┌──
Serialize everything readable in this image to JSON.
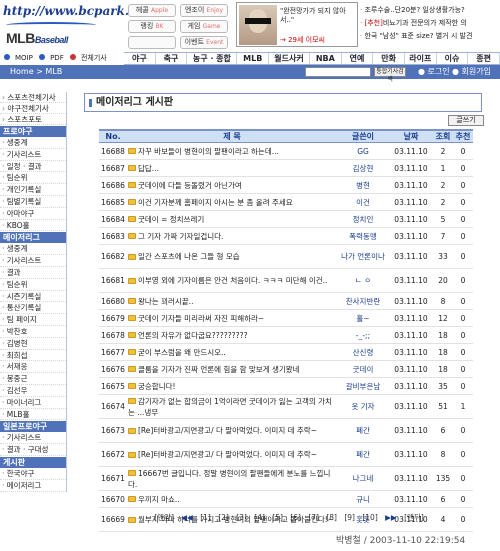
{
  "header": {
    "logo_url": "http://www.bcpark.net",
    "logo_main": "MLB",
    "logo_sub": "Baseball",
    "quick_links": [
      {
        "label": "헤콜",
        "sub": "Apple"
      },
      {
        "label": "엔조이",
        "sub": "Enjoy"
      },
      {
        "label": "랭킹",
        "sub": "BK"
      },
      {
        "label": "게임",
        "sub": "Game"
      },
      {
        "label": "",
        "sub": ""
      },
      {
        "label": "이벤트",
        "sub": "Event"
      }
    ],
    "ad": {
      "text": "\"완전망가가 되지 않아서..\"",
      "link": "→ 29세 이모씨"
    },
    "news": [
      {
        "prefix": "·",
        "text": "조루수술..단20분? 일상생활가능?"
      },
      {
        "prefix": "·",
        "tag": "[추천]",
        "text": "비뇨기과 전문의가 제작한 의"
      },
      {
        "prefix": "·",
        "text": "한국 \"남성\" 표준 size? 별거 시 발견"
      }
    ],
    "brand_strip": [
      "MOIP",
      "PDF",
      "전체기사"
    ]
  },
  "main_nav": [
    "야구",
    "축구",
    "농구 · 종합",
    "MLB",
    "월드사커",
    "NBA",
    "연예",
    "만화",
    "라이프",
    "이슈",
    "종편"
  ],
  "crumb": "Home > MLB",
  "search": {
    "placeholder": "",
    "button": "통합기사검색"
  },
  "account": {
    "login": "로그인",
    "join": "회원가입"
  },
  "sidebar": {
    "top_items": [
      "스포츠전체기사",
      "야구전체기사",
      "스포츠포토"
    ],
    "sections": [
      {
        "title": "프로야구",
        "items": [
          "생중계",
          "기사리스트",
          "일정 · 결과",
          "팀순위",
          "개인기록실",
          "팀별기록실",
          "아마야구",
          "KBO홀"
        ]
      },
      {
        "title": "메이저리그",
        "items": [
          "생중계",
          "기사리스트",
          "결과",
          "팀순위",
          "시즌기록실",
          "통산기록실",
          "팀 페이지",
          "박찬호",
          "김병현",
          "최희섭",
          "서재응",
          "봉중근",
          "김선우",
          "마이너리그",
          "MLB홀"
        ]
      },
      {
        "title": "일본프로야구",
        "items": [
          "기사리스트",
          "결과 · 구대성"
        ]
      },
      {
        "title": "게시판",
        "items": [
          "한국야구",
          "메이저리그"
        ]
      }
    ]
  },
  "board": {
    "title": "메이저리그 게시판",
    "write_label": "글쓰기",
    "columns": [
      "No.",
      "제 목",
      "글쓴이",
      "날짜",
      "조회",
      "추천"
    ],
    "rows": [
      {
        "no": "16688",
        "title": "자꾸 바보들이 병현이의 팔팬이라고 하는데...",
        "writer": "GG",
        "date": "03.11.10",
        "views": "2",
        "rec": "0"
      },
      {
        "no": "16687",
        "title": "답답...",
        "writer": "김상현",
        "date": "03.11.10",
        "views": "1",
        "rec": "0"
      },
      {
        "no": "16686",
        "title": "굿데이에 다들 등돌렸거 아닌가여",
        "writer": "병현",
        "date": "03.11.10",
        "views": "2",
        "rec": "0"
      },
      {
        "no": "16685",
        "title": "이건 기자분께 홈페이지 아시는 분 좀 올려 주세요",
        "writer": "이건",
        "date": "03.11.10",
        "views": "2",
        "rec": "0"
      },
      {
        "no": "16684",
        "title": "굿데이 = 정치쓰레기",
        "writer": "정치인",
        "date": "03.11.10",
        "views": "5",
        "rec": "0"
      },
      {
        "no": "16683",
        "title": "그 기자 가짜 기자일겁니다.",
        "writer": "폭력동맹",
        "date": "03.11.10",
        "views": "7",
        "rec": "0"
      },
      {
        "no": "16682",
        "title": "일간 스포츠에 나온 그들 형 모습",
        "writer": "나가 언론이나",
        "date": "03.11.10",
        "views": "33",
        "rec": "0"
      },
      {
        "no": "16681",
        "title": "이부영 외에 기자이름은 안건 처음이다. ㅋㅋㅋ 미단해 이건..",
        "writer": "ㄴ ㅇ",
        "date": "03.11.10",
        "views": "20",
        "rec": "0"
      },
      {
        "no": "16680",
        "title": "왕나는 꾀러시끝..",
        "writer": "찬사지반란",
        "date": "03.11.10",
        "views": "8",
        "rec": "0"
      },
      {
        "no": "16679",
        "title": "굿데이 기자들 미리라써 자진 피해하라~",
        "writer": "홀~",
        "date": "03.11.10",
        "views": "12",
        "rec": "0"
      },
      {
        "no": "16678",
        "title": "언론의 자유가 없다굽요?????????",
        "writer": "-_-;;",
        "date": "03.11.10",
        "views": "18",
        "rec": "0"
      },
      {
        "no": "16677",
        "title": "굳이 부스럼을 왜 만드시오..",
        "writer": "산신령",
        "date": "03.11.10",
        "views": "18",
        "rec": "0"
      },
      {
        "no": "16676",
        "title": "클룸을 기자가 진짜 언론에 힘을 함 맞보게 생기봤네",
        "writer": "굿데이",
        "date": "03.11.10",
        "views": "18",
        "rec": "0"
      },
      {
        "no": "16675",
        "title": "궁승합니다!",
        "writer": "갈비부은남",
        "date": "03.11.10",
        "views": "35",
        "rec": "0"
      },
      {
        "no": "16674",
        "title": "감기자가 없는 합의금이 1억이라면 굿데이가 잃는 고객의 가치는 ...냉무",
        "writer": "옷 기자",
        "date": "03.11.10",
        "views": "51",
        "rec": "1"
      },
      {
        "no": "16673",
        "title": "[Re]터바광고/지면광고/ 다 팔아먹었다. 이미지 데 추락~",
        "writer": "폐간",
        "date": "03.11.10",
        "views": "6",
        "rec": "0"
      },
      {
        "no": "16672",
        "title": "[Re]터바광고/지면광고/ 다 팔아먹었다. 이미지 데 추락~",
        "writer": "폐간",
        "date": "03.11.10",
        "views": "8",
        "rec": "0"
      },
      {
        "no": "16671",
        "title": "16667번 글입니다. 정말 병현이의 팔팬들에게 분노를 느낍니다.",
        "writer": "나그네",
        "date": "03.11.10",
        "views": "135",
        "rec": "0"
      },
      {
        "no": "16670",
        "title": "우끼지 마쇼..",
        "writer": "규니",
        "date": "03.11.10",
        "views": "6",
        "rec": "0"
      },
      {
        "no": "16669",
        "title": "월부지 아마 하나를 가지고 병현이의 팔팬이라고 몰아붙인다!~",
        "writer": "홋홋",
        "date": "03.11.10",
        "views": "4",
        "rec": "0"
      }
    ]
  },
  "pager": {
    "first": "[맨앞]",
    "prev": "◀◀",
    "pages": [
      "[1]",
      "[2]",
      "[3]",
      "[4]",
      "[5]",
      "[6]",
      "[7]",
      "[8]",
      "[9]",
      "[10]"
    ],
    "next": "▶▶",
    "last": "[맨뒤]"
  },
  "caption": "박병철 / 2003-11-10 22:19:54"
}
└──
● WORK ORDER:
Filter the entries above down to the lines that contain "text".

● REPLY TO THE TASK:
      "text": "\"완전망가가 되지 않아서..\"",
        "text": "조루수술..단20분? 일상생활가능?"
        "text": "비뇨기과 전문의가 제작한 의"
        "text": "한국 \"남성\" 표준 size? 별거 시 발견"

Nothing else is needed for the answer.